Work task:
From the records, return each line that has the word "JSON" in it.

Data excerpts:
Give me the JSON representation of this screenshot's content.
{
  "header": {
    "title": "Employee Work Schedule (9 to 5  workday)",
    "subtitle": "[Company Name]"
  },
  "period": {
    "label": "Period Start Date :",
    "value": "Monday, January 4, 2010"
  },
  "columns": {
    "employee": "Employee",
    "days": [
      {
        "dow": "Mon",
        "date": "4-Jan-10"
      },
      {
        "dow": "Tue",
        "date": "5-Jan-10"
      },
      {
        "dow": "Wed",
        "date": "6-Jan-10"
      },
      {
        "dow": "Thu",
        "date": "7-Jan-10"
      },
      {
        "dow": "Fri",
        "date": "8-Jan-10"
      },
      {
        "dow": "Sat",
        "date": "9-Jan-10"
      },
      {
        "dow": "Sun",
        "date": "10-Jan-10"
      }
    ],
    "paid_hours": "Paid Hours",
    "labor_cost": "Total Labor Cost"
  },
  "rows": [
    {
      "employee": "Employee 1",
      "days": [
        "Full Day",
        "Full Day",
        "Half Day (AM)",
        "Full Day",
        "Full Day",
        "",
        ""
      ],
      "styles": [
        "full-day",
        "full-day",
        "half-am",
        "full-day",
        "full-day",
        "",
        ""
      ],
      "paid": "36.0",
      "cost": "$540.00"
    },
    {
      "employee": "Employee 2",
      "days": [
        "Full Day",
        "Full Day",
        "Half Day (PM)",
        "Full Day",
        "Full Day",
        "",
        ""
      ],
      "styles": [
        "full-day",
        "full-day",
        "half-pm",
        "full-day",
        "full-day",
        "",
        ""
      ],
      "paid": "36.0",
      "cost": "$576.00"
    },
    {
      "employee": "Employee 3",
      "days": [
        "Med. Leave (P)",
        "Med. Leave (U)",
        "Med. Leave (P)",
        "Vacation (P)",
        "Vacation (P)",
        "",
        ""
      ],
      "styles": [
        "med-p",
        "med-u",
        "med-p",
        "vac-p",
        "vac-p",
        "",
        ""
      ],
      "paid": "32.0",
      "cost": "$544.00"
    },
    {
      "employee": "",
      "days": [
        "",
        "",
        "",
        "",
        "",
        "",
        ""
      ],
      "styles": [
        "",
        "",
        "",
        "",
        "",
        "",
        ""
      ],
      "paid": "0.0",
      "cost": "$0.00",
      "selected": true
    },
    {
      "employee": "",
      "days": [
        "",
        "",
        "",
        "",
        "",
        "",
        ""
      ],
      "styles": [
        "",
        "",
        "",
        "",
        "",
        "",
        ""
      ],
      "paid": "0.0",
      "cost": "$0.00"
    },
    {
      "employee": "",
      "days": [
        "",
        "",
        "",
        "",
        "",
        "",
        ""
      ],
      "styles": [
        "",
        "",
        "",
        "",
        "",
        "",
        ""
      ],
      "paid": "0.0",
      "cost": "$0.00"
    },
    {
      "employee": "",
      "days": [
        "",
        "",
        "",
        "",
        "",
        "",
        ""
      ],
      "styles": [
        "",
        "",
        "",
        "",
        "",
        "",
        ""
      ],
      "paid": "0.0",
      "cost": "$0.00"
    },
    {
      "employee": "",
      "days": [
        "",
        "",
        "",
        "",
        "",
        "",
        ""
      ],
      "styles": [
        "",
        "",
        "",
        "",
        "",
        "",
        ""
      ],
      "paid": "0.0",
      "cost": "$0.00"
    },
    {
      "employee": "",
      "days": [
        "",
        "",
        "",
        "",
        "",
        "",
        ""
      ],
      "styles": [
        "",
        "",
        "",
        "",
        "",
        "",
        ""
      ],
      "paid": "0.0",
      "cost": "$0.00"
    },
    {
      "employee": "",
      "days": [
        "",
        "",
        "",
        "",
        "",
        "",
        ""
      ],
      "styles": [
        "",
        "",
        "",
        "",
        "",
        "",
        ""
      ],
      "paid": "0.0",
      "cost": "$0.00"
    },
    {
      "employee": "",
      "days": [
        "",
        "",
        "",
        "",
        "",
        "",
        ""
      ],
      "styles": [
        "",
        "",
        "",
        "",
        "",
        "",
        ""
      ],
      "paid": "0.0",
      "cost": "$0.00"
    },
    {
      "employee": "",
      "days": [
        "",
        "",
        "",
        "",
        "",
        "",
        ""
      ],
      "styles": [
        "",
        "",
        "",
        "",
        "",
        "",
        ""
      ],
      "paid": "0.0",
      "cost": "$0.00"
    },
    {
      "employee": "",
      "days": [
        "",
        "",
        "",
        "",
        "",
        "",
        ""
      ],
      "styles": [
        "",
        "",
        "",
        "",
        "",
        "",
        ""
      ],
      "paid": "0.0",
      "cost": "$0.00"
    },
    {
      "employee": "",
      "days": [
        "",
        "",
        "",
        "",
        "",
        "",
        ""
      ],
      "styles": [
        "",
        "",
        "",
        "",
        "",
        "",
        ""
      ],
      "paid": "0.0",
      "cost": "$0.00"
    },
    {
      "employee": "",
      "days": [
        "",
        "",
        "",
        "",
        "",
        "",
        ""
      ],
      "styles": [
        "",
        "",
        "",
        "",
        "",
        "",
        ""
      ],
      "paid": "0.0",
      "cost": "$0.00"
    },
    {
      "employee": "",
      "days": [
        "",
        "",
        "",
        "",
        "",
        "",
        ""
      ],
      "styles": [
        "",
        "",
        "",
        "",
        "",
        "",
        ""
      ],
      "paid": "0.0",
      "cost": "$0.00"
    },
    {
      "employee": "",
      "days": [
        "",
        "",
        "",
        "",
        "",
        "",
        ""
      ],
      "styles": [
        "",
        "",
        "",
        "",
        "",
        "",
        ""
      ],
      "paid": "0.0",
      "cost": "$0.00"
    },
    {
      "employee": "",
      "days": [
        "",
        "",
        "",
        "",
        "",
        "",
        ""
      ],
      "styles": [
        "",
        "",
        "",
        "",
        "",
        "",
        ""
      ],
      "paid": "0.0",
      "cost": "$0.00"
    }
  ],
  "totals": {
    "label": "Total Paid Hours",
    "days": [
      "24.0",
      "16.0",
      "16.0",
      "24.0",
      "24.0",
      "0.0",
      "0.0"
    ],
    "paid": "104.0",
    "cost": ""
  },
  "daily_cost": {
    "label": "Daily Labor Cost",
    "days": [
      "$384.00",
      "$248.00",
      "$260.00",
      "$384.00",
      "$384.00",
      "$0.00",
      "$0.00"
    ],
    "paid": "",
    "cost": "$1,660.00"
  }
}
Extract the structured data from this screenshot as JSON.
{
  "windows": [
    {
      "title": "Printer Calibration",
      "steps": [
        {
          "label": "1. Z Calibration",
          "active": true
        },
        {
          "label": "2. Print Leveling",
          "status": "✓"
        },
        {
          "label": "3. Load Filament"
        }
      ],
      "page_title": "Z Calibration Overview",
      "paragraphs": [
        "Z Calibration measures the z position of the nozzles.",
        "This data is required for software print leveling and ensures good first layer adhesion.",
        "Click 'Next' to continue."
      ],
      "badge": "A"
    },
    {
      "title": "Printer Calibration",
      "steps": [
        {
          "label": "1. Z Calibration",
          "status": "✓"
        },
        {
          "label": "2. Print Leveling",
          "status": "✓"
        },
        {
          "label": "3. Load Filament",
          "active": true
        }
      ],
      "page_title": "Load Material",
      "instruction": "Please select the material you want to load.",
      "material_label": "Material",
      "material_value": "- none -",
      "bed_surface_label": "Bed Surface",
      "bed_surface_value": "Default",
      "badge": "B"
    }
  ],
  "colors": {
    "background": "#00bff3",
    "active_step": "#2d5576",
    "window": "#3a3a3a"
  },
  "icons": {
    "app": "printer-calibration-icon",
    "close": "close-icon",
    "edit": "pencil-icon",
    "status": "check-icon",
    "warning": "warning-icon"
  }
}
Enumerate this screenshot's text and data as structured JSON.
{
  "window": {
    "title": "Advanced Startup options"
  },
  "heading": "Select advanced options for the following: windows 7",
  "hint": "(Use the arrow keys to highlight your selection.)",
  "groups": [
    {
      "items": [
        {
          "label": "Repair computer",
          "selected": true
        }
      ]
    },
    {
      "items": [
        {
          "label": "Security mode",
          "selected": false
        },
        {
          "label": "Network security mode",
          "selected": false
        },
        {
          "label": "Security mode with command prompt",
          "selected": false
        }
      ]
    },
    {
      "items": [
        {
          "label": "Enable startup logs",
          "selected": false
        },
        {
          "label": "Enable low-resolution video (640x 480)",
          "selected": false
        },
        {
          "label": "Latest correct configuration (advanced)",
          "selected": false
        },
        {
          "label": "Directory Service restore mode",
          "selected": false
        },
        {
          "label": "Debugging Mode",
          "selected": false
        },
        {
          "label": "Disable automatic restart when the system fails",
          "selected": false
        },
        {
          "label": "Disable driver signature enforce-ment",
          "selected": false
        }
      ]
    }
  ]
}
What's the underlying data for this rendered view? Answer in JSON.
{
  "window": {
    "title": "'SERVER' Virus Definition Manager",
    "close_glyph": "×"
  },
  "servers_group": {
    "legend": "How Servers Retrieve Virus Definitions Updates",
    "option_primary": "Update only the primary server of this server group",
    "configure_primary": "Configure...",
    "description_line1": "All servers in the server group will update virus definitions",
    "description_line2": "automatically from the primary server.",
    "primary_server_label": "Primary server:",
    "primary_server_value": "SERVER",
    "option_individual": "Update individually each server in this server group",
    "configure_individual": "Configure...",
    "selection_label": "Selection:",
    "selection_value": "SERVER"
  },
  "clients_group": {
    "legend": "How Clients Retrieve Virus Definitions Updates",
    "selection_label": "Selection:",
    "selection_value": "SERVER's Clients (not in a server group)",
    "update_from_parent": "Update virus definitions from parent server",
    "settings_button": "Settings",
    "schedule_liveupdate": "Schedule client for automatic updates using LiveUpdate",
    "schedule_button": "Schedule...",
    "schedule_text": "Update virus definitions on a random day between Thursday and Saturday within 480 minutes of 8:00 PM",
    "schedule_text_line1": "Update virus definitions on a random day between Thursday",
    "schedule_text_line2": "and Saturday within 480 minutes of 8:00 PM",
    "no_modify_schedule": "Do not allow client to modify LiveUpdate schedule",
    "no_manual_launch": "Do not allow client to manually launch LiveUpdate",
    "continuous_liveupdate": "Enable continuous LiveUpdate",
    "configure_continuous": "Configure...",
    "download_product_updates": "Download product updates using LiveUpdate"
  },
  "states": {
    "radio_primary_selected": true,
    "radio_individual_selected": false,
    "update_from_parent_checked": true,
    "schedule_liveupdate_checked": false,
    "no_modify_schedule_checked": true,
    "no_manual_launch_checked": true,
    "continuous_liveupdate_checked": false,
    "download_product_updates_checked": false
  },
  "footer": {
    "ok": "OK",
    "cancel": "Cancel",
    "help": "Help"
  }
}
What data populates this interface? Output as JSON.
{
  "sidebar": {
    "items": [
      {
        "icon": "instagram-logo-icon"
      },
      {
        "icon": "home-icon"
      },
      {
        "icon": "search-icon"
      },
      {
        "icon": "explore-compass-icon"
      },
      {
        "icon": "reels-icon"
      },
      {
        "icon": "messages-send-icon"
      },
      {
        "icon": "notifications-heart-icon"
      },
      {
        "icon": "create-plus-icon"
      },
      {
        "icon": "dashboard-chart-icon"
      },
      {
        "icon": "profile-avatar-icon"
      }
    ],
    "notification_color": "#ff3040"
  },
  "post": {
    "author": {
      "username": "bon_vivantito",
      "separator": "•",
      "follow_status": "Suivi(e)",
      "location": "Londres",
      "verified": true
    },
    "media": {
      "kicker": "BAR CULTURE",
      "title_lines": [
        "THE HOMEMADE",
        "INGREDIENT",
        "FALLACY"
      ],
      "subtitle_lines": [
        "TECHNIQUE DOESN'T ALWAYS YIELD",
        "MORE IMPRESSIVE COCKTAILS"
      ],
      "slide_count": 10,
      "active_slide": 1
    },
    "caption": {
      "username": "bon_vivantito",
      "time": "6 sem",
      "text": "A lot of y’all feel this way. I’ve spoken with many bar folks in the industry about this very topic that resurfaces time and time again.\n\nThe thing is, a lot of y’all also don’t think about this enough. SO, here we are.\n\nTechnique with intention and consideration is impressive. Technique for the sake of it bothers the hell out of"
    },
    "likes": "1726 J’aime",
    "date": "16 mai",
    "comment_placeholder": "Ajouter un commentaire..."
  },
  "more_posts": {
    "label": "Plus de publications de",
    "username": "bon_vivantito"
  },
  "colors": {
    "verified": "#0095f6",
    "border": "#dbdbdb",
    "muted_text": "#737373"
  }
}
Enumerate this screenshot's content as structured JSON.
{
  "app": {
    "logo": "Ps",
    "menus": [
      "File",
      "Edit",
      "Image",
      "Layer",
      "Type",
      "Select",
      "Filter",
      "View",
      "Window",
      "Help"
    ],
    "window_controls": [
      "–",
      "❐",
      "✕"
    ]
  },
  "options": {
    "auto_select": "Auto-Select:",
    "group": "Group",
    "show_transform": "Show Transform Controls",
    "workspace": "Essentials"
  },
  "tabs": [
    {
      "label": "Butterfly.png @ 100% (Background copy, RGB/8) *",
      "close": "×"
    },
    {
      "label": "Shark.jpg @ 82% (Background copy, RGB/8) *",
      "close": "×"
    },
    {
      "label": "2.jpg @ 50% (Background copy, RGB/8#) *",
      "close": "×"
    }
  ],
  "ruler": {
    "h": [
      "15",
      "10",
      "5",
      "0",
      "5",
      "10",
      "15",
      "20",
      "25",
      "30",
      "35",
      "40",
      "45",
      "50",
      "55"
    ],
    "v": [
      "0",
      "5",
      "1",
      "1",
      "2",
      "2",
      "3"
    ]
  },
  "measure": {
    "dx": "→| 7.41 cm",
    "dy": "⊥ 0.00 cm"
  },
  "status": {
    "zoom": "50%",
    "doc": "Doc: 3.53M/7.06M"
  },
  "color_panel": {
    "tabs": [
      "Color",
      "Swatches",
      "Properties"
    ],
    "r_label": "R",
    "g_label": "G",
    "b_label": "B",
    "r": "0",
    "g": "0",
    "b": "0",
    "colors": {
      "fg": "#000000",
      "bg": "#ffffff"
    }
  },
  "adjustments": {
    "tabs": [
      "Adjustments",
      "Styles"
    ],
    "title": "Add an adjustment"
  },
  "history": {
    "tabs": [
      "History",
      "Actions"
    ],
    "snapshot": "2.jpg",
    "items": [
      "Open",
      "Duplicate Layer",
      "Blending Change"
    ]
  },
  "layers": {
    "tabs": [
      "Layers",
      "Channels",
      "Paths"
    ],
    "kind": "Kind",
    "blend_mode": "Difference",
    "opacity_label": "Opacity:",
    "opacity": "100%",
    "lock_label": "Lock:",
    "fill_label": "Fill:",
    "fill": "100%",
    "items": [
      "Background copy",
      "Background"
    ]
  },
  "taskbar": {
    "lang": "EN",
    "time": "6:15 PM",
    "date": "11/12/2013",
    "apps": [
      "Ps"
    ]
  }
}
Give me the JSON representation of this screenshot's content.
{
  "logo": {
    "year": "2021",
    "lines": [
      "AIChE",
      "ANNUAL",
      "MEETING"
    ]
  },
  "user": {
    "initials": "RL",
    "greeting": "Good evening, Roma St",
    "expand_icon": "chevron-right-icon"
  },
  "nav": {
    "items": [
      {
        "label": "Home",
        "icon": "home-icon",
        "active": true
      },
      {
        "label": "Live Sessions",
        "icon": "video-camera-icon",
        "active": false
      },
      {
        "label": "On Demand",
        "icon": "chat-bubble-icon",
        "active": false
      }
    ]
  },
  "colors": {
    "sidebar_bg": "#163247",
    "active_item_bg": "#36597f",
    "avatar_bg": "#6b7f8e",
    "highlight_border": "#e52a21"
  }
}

Answer to this exercise:
Give me the JSON representation of this screenshot's content.
Extract the structured data from this screenshot as JSON.
Enumerate this screenshot's text and data as structured JSON.
What's the underlying data for this rendered view? Answer in JSON.
What data populates this interface? Output as JSON.
Enumerate this screenshot's content as structured JSON.
Give me the JSON representation of this screenshot's content.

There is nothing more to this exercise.